  • Colin Robinson, former editorial director, Institute of Economic Affairs (London); Emeritus Professor of Economics, University of Surrey (UK); author, 23 books and 150 papers on free market economics, energy, and managerial economics

http://www.euro-know.org/c-robinson.html

"In his day, Samuel Smiles was a celebrity of mythic proportions, loved around the world for his books on the prerequisite virtues for success. Bradley's chapter brings his timeless teachings back to life in regard to today's corporate controversies."

  • Lawrence W. Reed, president, Mackinac Center for Public Policy ( Midland, Michigan)

Chapter 3: Supply-Side Ethics (Ayn Rand)

“I like this chapter a lot. Good integration of theory issues from postmodernism and Objectivism with business practice in the Enron case. You cover a lot of ground smoothly and clearly. And very informative.”

  • Stephen Hicks, author, Explaining Postmodernism: Skepticism and Socialism from Rousseau to Foucault ; professor of philosophy, Rockford College (http://www.stephenhicks.org/)

"The thing that impressed me most [about ‘The Ayn Rand Problem’ appendix] was his discussion of the psychology of co-dependence applied to Ayn and me. Bottom line, a very fine job."

  • Nathaniel Branden, psychologist and former Rand intimate

“I am very much impressed with the sensitivity and intelligence of your comments [in ‘The Ayn Rand Problem’ appendix]. And I thank you for them.”

  • Barbara Branden, author and former Rand intimate

Part II: Business Opportunity, Political Opportunism

Chapter 4: Business Opportunity

". . . remarkably well done, and very relevant to my Enron interests."

  • Malcolm S. Salter, professor emeritus, Harvard Business School

“… a surprisingly readable sketch of the development of the theory of entrepreneurship that goes beyond such buzzwords as ‘creative destruction’ and ‘transactions costs’. Best of all, the reader is constantly reminded of the material's relevance through applications to corporate controversies in our own time.

  • Robert Murphy, Ph.D. economist and author of A Politically Incorrect Guide to Capitalism (Regnery, 2006)

Chapter 5: The Business of Politics

“This chapter is well-researched and written so that the ideas flow logically…. [Your book] is an ambitious and impressive undertaking and deserves a wide hearing.”

  • Dr. Jack High, Professor of Economics and Public Policy, George Mason University
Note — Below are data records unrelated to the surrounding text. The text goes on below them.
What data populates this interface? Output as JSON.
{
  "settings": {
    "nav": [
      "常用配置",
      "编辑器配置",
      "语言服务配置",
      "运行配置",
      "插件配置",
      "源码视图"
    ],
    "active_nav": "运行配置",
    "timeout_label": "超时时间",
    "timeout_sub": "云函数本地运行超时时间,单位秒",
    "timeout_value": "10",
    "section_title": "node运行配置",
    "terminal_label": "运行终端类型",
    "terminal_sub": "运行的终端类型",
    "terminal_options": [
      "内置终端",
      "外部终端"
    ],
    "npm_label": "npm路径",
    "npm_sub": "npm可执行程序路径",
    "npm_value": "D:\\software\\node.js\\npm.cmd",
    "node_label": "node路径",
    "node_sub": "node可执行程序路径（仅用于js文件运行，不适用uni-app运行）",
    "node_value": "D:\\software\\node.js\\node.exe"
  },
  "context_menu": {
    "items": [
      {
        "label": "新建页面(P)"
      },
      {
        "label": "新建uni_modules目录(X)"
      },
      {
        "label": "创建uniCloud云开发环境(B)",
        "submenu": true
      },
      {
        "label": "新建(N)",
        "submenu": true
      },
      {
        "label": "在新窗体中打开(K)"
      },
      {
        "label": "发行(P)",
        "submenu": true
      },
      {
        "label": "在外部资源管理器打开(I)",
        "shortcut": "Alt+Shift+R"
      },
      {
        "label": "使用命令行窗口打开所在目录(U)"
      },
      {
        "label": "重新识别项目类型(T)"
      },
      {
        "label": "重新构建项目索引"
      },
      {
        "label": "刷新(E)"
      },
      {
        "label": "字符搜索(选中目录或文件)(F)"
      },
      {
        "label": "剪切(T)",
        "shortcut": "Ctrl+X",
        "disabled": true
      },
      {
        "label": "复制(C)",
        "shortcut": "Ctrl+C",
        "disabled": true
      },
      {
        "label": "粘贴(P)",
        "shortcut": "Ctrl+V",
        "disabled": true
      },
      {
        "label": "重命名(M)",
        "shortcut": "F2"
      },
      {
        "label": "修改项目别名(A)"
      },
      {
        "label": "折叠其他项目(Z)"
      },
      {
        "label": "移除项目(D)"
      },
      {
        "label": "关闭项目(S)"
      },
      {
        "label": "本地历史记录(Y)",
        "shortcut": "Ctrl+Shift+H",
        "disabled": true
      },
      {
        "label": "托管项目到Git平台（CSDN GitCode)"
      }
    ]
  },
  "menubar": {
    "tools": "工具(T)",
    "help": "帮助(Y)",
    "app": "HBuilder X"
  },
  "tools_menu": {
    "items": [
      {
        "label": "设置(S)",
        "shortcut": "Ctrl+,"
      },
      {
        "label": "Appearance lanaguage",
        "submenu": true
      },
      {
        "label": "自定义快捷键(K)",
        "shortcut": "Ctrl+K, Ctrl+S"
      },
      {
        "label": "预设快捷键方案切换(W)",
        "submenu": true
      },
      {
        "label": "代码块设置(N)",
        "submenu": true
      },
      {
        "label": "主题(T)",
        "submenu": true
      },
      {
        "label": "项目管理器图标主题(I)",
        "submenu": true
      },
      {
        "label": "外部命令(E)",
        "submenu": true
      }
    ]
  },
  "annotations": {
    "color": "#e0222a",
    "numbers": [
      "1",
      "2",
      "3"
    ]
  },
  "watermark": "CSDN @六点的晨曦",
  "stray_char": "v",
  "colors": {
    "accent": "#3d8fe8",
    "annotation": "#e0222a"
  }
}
“The explicit idea of political capitalism, or political entrepreneurship, has been around for about 40 years, yet it is still largely unappreciated as the driving force in the American political system. This chapter does much to dispel the naiveté that still infects so much writing about government and the ‘public interest’.”

  • Sheldon Richman, editor, The Freeman (Foundation for Economic Education)

Chapter 6: U.S. Political Capitalism

"A fascinating, comprehensive treatise, far surpassing my own history of political capitalism done in the 1960s."

  • Gabriel Kolko, historian and author, The Triumph of Conservatism (1963), other books

“American historiography has never fully abandoned the theme that the U.S. ‘democratic’ political system ultimately embodies the general will of the American people. This chapter’s valuable discussion of the historical revisionists inspired by Gabriel Kolko sets the record straight: Government by nature is the tool of special interests, whether they represent Big Business, Labor, or self-styled Environmentalists or Consumers. Rarely does the actual general interest have much to do with it.

  • Sheldon Richman, editor, The Freeman (Foundation for Economic Education)

Part III: Energy and Sustainability

Chapter 7: Malthusianism

Chapter 8: A Joined Debate

Chapter 9: Neo-Malthusianism

Chapter 10: The Dark 1970s

Chapter 11: New Light in the 1980s

“In this five-chapter section on the history and analysis of energy resources, Bradley exposes the enduring errors regarding ‘sustainable energy’ that befuddled Ken Lay's Enron, as they have other participants in and observers of energy. The result is a valuable overview, whether read in isolation or in conjunction with the rest of the book."

  • Dr. Richard Gordon, Penn State University and book editor, The Energy Journal

Epilogue